    It’s all well and good to have great RBs, TEs, and OL but if you can’t spread the field teams don’t have to spread out their defense either.

    I also agree in that some regression should be expected from both Foles and Kelly’s scheme as teams have had a whole offseason to study the tape from last year.

    With that regression coupled with the lack of a pass rush and good play in the secondary, it’s hard to see them repeating their playoff run. Especially when figuring in a schedule featuring the NFC West.

    Washington doesn’t play much defense either, but at least they have a pass rush. They also don’t have a good OL, but they do have a lot of talented weapons and they can stretch the field. I’d bank on the Redskins taking the division but just barely.

    • Neil says:

      I assume that in your reference to seeing more cover 1 and cover 3 without DJax you are implying that teams will move a safety into the box more often as opposed to keeping an eye on Jackson, right? In which case I would completely disagree. This has been covered numerous times this offseason, but it is a huge misconception that teams had to keep safeties deep out of fear of Jackson. Anytime there were two deep Chip played the numbers game and ran the ball down the other team’s throat. Virtually nobody played two deep against the Eagles as the season progressed and the extra safety in the box had little effect on the running game. This is not to say losing Jackson won’t hurt…It will, just not because of any changes in defensive schemes. He’s just a very good player so we will be worse off. Very little changes schematically though. That said, the offense should regress some just because there is no way Foles will be able to maintain his absurd TD/INT ratio.

      Also take all of this with a grain of salt because I am by no means an expert

  2. Greg says:

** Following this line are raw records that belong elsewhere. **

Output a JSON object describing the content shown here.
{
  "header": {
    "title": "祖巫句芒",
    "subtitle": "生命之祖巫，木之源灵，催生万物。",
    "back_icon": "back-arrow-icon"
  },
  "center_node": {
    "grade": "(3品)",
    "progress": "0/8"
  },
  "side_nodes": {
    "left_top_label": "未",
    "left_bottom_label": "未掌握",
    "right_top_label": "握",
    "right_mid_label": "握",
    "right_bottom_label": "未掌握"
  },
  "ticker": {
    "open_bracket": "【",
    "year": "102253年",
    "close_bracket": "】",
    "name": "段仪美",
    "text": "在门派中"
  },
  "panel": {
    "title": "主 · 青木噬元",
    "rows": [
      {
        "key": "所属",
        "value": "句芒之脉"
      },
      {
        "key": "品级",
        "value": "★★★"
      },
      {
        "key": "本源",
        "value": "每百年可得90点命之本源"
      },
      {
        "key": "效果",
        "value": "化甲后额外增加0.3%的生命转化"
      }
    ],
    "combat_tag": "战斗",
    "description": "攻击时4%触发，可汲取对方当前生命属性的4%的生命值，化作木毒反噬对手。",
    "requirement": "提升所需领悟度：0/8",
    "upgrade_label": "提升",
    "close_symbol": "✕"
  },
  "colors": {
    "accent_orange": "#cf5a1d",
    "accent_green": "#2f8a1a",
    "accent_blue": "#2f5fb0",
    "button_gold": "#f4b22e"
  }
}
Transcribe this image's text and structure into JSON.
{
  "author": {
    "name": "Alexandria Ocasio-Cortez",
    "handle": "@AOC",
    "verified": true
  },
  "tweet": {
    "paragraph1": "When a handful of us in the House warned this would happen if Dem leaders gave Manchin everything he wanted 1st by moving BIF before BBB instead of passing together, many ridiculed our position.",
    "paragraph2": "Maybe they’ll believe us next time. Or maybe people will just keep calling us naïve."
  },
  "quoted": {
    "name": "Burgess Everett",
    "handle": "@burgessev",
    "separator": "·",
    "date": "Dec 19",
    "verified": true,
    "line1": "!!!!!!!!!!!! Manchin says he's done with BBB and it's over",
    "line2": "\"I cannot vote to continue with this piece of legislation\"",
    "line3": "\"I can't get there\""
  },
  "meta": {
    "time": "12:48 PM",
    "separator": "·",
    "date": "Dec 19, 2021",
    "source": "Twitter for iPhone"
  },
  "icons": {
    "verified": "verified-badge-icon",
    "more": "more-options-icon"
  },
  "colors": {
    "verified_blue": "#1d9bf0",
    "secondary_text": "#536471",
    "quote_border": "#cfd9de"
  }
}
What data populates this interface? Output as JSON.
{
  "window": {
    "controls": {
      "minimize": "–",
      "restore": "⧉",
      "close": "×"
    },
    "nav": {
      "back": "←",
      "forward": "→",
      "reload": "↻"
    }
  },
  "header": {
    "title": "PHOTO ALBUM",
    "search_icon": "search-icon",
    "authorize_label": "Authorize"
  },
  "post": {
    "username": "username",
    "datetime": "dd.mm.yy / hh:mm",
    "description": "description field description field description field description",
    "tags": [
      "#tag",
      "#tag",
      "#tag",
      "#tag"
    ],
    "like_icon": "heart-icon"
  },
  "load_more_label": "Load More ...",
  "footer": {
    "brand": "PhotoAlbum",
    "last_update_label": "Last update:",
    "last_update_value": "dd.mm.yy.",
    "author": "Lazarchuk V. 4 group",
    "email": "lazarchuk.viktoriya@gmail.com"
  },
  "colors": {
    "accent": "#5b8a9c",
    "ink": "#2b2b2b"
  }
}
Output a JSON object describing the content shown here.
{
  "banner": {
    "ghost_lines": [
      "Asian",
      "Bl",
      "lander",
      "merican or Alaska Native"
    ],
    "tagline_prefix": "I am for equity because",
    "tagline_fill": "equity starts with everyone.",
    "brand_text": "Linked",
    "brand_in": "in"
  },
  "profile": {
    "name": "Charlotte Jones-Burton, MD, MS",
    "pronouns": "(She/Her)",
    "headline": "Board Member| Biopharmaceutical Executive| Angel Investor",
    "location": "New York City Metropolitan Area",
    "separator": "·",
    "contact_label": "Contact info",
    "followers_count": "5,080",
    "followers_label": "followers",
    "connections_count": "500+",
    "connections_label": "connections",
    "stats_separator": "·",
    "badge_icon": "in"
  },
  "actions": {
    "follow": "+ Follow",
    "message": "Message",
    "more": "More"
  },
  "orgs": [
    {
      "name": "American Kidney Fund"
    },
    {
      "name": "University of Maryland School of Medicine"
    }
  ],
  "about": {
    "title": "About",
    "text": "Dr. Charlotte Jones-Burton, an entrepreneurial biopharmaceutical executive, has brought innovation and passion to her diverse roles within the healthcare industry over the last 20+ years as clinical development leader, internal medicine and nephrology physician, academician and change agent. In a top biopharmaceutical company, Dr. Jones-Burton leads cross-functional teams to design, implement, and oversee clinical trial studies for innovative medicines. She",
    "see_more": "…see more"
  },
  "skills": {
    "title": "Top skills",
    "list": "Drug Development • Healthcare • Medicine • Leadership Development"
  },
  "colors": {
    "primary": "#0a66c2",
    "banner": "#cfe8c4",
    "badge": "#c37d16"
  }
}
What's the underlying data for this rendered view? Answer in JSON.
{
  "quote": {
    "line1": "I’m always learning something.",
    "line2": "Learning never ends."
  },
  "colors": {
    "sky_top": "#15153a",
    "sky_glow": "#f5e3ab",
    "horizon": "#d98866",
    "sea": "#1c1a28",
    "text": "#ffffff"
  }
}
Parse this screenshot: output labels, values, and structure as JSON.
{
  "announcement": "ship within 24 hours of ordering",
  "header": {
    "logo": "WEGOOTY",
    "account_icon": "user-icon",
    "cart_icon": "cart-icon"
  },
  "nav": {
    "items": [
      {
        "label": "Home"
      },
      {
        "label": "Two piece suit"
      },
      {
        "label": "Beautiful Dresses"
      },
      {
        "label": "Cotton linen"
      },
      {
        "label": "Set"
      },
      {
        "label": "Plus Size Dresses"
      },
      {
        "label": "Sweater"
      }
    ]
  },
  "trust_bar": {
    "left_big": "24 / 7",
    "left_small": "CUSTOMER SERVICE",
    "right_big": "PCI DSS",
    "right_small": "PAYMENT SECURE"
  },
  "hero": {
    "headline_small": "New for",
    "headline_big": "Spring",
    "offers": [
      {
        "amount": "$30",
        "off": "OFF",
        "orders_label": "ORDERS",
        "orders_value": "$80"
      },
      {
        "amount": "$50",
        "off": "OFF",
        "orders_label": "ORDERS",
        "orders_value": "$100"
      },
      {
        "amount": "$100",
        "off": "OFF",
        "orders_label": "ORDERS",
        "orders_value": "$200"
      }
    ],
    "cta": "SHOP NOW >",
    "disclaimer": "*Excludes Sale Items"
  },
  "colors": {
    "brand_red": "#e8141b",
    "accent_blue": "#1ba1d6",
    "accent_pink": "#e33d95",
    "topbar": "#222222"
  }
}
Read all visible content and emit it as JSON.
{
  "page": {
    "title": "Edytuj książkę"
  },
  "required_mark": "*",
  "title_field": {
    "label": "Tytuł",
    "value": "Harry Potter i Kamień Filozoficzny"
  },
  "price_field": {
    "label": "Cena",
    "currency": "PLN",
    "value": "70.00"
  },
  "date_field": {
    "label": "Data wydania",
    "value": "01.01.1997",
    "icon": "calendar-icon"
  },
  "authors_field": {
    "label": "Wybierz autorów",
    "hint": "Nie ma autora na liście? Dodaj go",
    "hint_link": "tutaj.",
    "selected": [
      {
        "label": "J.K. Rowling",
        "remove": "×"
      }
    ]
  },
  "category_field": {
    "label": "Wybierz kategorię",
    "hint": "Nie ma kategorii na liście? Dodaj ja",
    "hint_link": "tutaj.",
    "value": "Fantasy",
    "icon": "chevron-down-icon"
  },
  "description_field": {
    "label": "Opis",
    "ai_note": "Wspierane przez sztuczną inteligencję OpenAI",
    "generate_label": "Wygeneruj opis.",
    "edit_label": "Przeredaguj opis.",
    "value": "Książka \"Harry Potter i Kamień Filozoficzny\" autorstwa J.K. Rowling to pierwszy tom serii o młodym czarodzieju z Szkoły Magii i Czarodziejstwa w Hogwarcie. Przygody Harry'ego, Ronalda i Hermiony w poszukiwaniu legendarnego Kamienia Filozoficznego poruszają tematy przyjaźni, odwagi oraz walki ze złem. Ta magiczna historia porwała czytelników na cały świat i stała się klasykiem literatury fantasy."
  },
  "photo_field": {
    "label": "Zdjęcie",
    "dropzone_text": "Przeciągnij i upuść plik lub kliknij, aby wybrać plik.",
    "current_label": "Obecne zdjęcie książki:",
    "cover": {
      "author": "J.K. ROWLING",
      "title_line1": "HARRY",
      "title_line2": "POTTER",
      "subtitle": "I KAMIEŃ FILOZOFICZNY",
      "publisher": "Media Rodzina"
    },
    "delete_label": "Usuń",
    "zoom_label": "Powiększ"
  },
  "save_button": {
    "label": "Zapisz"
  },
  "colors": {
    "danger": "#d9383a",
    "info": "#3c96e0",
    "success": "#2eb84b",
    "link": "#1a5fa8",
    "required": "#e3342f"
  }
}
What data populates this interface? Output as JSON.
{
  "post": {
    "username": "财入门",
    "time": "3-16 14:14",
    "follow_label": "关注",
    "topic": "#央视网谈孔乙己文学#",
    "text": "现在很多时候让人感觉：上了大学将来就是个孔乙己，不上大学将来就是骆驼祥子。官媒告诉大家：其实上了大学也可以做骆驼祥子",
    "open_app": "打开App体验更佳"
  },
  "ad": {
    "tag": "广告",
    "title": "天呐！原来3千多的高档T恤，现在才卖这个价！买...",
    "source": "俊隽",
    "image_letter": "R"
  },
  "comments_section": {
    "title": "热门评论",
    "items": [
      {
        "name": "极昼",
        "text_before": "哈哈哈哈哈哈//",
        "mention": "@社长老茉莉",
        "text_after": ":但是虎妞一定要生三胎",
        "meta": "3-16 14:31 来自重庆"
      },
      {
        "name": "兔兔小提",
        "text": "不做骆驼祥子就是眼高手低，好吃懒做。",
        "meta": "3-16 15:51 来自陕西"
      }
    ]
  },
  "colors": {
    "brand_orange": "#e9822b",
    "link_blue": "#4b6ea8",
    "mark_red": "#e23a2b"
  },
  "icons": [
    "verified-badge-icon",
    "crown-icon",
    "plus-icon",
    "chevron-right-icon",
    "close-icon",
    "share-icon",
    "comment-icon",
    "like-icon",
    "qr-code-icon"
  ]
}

    Oh my god, I love how people actually have discussions on this site that they back up with reasoning and logic rather than just shouting and insulting each other like they do on ESPN’s site.